> **TASK STATEMENT**:
Every record shown here needs to be repeated exactly.

> **SOURCE MATERIAL**:
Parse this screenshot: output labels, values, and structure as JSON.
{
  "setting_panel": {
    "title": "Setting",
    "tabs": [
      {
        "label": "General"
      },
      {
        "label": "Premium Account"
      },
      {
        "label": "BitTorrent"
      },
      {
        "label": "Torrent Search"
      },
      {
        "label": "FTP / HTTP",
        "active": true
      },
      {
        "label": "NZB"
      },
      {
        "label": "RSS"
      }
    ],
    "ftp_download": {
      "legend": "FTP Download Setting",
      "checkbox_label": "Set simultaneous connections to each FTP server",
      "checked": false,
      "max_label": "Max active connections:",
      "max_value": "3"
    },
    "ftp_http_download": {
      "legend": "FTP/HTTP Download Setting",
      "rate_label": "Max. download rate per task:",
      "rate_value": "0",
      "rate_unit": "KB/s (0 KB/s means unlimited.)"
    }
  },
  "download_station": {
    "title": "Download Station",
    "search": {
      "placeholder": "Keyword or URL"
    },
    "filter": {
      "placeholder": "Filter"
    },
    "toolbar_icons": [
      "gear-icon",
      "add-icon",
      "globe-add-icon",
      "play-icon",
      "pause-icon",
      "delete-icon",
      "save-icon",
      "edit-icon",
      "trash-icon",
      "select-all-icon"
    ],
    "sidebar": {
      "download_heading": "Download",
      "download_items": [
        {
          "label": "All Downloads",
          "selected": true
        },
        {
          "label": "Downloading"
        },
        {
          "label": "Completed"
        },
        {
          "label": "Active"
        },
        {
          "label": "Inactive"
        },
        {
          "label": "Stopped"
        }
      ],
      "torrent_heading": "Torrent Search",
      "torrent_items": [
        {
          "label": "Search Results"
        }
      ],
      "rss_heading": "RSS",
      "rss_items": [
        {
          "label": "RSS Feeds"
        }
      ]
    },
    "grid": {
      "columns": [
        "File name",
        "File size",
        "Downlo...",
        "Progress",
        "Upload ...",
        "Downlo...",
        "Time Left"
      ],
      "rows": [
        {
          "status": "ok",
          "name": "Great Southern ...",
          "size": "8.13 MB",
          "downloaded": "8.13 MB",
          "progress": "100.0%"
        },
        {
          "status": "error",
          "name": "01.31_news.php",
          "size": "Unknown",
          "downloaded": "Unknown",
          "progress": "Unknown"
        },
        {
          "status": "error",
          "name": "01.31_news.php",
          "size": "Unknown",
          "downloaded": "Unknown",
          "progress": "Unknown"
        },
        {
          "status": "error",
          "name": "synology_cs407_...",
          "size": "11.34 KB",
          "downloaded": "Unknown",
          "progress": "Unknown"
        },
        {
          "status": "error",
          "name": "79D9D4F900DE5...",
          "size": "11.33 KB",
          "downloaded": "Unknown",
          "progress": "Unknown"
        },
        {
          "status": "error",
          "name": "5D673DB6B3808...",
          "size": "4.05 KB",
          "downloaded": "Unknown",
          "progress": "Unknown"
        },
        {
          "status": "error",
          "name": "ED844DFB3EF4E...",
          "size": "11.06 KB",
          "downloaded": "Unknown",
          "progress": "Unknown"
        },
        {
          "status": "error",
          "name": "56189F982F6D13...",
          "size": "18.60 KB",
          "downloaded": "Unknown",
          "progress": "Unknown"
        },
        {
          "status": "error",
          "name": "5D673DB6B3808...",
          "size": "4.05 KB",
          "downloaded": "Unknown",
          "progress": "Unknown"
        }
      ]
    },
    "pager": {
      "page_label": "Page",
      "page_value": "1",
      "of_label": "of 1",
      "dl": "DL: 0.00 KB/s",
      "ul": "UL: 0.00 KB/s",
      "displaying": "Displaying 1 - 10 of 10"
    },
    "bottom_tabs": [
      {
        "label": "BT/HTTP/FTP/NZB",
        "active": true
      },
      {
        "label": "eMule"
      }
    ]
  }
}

> **EXERCISE OUTPUT**:
Parse this screenshot: output labels, values, and structure as JSON.
{
  "setting_panel": {
    "title": "Setting",
    "tabs": [
      {
        "label": "General"
      },
      {
        "label": "Premium Account"
      },
      {
        "label": "BitTorrent"
      },
      {
        "label": "Torrent Search"
      },
      {
        "label": "FTP / HTTP",
        "active": true
      },
      {
        "label": "NZB"
      },
      {
        "label": "RSS"
      }
    ],
    "ftp_download": {
      "legend": "FTP Download Setting",
      "checkbox_label": "Set simultaneous connections to each FTP server",
      "checked": false,
      "max_label": "Max active connections:",
      "max_value": "3"
    },
    "ftp_http_download": {
      "legend": "FTP/HTTP Download Setting",
      "rate_label": "Max. download rate per task:",
      "rate_value": "0",
      "rate_unit": "KB/s (0 KB/s means unlimited.)"
    }
  },
  "download_station": {
    "title": "Download Station",
    "search": {
      "placeholder": "Keyword or URL"
    },
    "filter": {
      "placeholder": "Filter"
    },
    "toolbar_icons": [
      "gear-icon",
      "add-icon",
      "globe-add-icon",
      "play-icon",
      "pause-icon",
      "delete-icon",
      "save-icon",
      "edit-icon",
      "trash-icon",
      "select-all-icon"
    ],
    "sidebar": {
      "download_heading": "Download",
      "download_items": [
        {
          "label": "All Downloads",
          "selected": true
        },
        {
          "label": "Downloading"
        },
        {
          "label": "Completed"
        },
        {
          "label": "Active"
        },
        {
          "label": "Inactive"
        },
        {
          "label": "Stopped"
        }
      ],
      "torrent_heading": "Torrent Search",
      "torrent_items": [
        {
          "label": "Search Results"
        }
      ],
      "rss_heading": "RSS",
      "rss_items": [
        {
          "label": "RSS Feeds"
        }
      ]
    },
    "grid": {
      "columns": [
        "File name",
        "File size",
        "Downlo...",
        "Progress",
        "Upload ...",
        "Downlo...",
        "Time Left"
      ],
      "rows": [
        {
          "status": "ok",
          "name": "Great Southern ...",
          "size": "8.13 MB",
          "downloaded": "8.13 MB",
          "progress": "100.0%"
        },
        {
          "status": "error",
          "name": "01.31_news.php",
          "size": "Unknown",
          "downloaded": "Unknown",
          "progress": "Unknown"
        },
        {
          "status": "error",
          "name": "01.31_news.php",
          "size": "Unknown",
          "downloaded": "Unknown",
          "progress": "Unknown"
        },
        {
          "status": "error",
          "name": "synology_cs407_...",
          "size": "11.34 KB",
          "downloaded": "Unknown",
          "progress": "Unknown"
        },
        {
          "status": "error",
          "name": "79D9D4F900DE5...",
          "size": "11.33 KB",
          "downloaded": "Unknown",
          "progress": "Unknown"
        },
        {
          "status": "error",
          "name": "5D673DB6B3808...",
          "size": "4.05 KB",
          "downloaded": "Unknown",
          "progress": "Unknown"
        },
        {
          "status": "error",
          "name": "ED844DFB3EF4E...",
          "size": "11.06 KB",
          "downloaded": "Unknown",
          "progress": "Unknown"
        },
        {
          "status": "error",
          "name": "56189F982F6D13...",
          "size": "18.60 KB",
          "downloaded": "Unknown",
          "progress": "Unknown"
        },
        {
          "status": "error",
          "name": "5D673DB6B3808...",
          "size": "4.05 KB",
          "downloaded": "Unknown",
          "progress": "Unknown"
        }
      ]
    },
    "pager": {
      "page_label": "Page",
      "page_value": "1",
      "of_label": "of 1",
      "dl": "DL: 0.00 KB/s",
      "ul": "UL: 0.00 KB/s",
      "displaying": "Displaying 1 - 10 of 10"
    },
    "bottom_tabs": [
      {
        "label": "BT/HTTP/FTP/NZB",
        "active": true
      },
      {
        "label": "eMule"
      }
    ]
  }
}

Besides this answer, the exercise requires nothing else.